YOUR TASK: From the records that follow, copy every line in which "icon" appears.

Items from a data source
----------
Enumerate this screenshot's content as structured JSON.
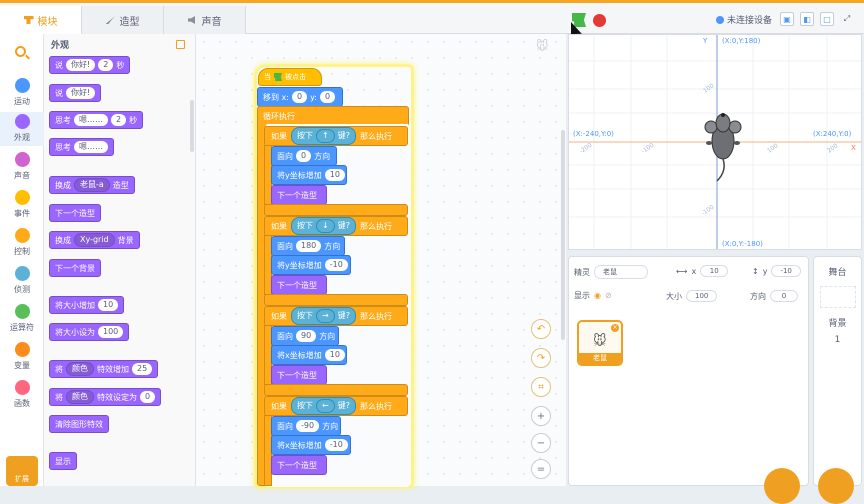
{
  "tabs": [
    {
      "label": "模块",
      "icon": "code-icon",
      "active": true
    },
    {
      "label": "造型",
      "icon": "brush-icon",
      "active": false
    },
    {
      "label": "声音",
      "icon": "speaker-icon",
      "active": false
    }
  ],
  "topbar": {
    "device_status": "未连接设备"
  },
  "categories": [
    {
      "label": "运动",
      "color": "#4c97ff"
    },
    {
      "label": "外观",
      "color": "#9966ff"
    },
    {
      "label": "声音",
      "color": "#cf63cf"
    },
    {
      "label": "事件",
      "color": "#ffbf00"
    },
    {
      "label": "控制",
      "color": "#ffab19"
    },
    {
      "label": "侦测",
      "color": "#5cb1d6"
    },
    {
      "label": "运算符",
      "color": "#59c059"
    },
    {
      "label": "变量",
      "color": "#ff8c1a"
    },
    {
      "label": "函数",
      "color": "#ff6680"
    }
  ],
  "extension_label": "扩展",
  "palette": {
    "title": "外观",
    "say_timed": {
      "text": "说",
      "msg": "你好!",
      "secs": "2",
      "unit": "秒"
    },
    "say": {
      "text": "说",
      "msg": "你好!"
    },
    "think_timed": {
      "text": "思考",
      "msg": "嗯……",
      "secs": "2",
      "unit": "秒"
    },
    "think": {
      "text": "思考",
      "msg": "嗯……"
    },
    "switch_costume": {
      "text": "换成",
      "value": "老鼠-a",
      "suffix": "造型"
    },
    "next_costume": "下一个造型",
    "switch_backdrop": {
      "text": "换成",
      "value": "Xy-grid",
      "suffix": "背景"
    },
    "next_backdrop": "下一个背景",
    "change_size": {
      "text": "将大小增加",
      "value": "10"
    },
    "set_size": {
      "text": "将大小设为",
      "value": "100"
    },
    "change_effect": {
      "text": "将",
      "effect": "颜色",
      "mid": "特效增加",
      "value": "25"
    },
    "set_effect": {
      "text": "将",
      "effect": "颜色",
      "mid": "特效设定为",
      "value": "0"
    },
    "clear_effects": "清除图形特效",
    "show": "显示"
  },
  "script": {
    "hat": {
      "prefix": "当",
      "suffix": "被点击"
    },
    "goto": {
      "text": "移到 x:",
      "x": "0",
      "ylabel": "y:",
      "y": "0"
    },
    "forever": "循环执行",
    "if_blocks": [
      {
        "if": "如果",
        "press": "按下",
        "key": "↑",
        "q": "键?",
        "then": "那么执行",
        "dir_label": "面向",
        "dir": "0",
        "dir_unit": "方向",
        "change_label": "将y坐标增加",
        "change": "10",
        "next": "下一个造型"
      },
      {
        "if": "如果",
        "press": "按下",
        "key": "↓",
        "q": "键?",
        "then": "那么执行",
        "dir_label": "面向",
        "dir": "180",
        "dir_unit": "方向",
        "change_label": "将y坐标增加",
        "change": "-10",
        "next": "下一个造型"
      },
      {
        "if": "如果",
        "press": "按下",
        "key": "→",
        "q": "键?",
        "then": "那么执行",
        "dir_label": "面向",
        "dir": "90",
        "dir_unit": "方向",
        "change_label": "将x坐标增加",
        "change": "10",
        "next": "下一个造型"
      },
      {
        "if": "如果",
        "press": "按下",
        "key": "←",
        "q": "键?",
        "then": "那么执行",
        "dir_label": "面向",
        "dir": "-90",
        "dir_unit": "方向",
        "change_label": "将x坐标增加",
        "change": "-10",
        "next": "下一个造型"
      }
    ]
  },
  "stage": {
    "y_axis": "Y",
    "x_axis": "X",
    "top_label": "(X:0,Y:180)",
    "bottom_label": "(X:0,Y:-180)",
    "left_label": "(X:-240,Y:0)",
    "right_label": "(X:240,Y:0)",
    "tick_100_y": "100",
    "tick_m100_y": "-100",
    "tick_m200_x": "-200",
    "tick_m100_x": "-100",
    "tick_100_x": "100",
    "tick_200_x": "200"
  },
  "sprite_panel": {
    "sprite_label": "精灵",
    "sprite_name": "老鼠",
    "x_label": "x",
    "x": "10",
    "y_label": "y",
    "y": "-10",
    "show_label": "显示",
    "size_label": "大小",
    "size": "100",
    "dir_label": "方向",
    "dir": "0",
    "sprite_thumb_name": "老鼠"
  },
  "stage_panel": {
    "title": "舞台",
    "backdrop_label": "背景",
    "backdrop_count": "1"
  }
}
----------
TASK RESULT:
      "icon": "code-icon",
      "icon": "brush-icon",
      "icon": "speaker-icon",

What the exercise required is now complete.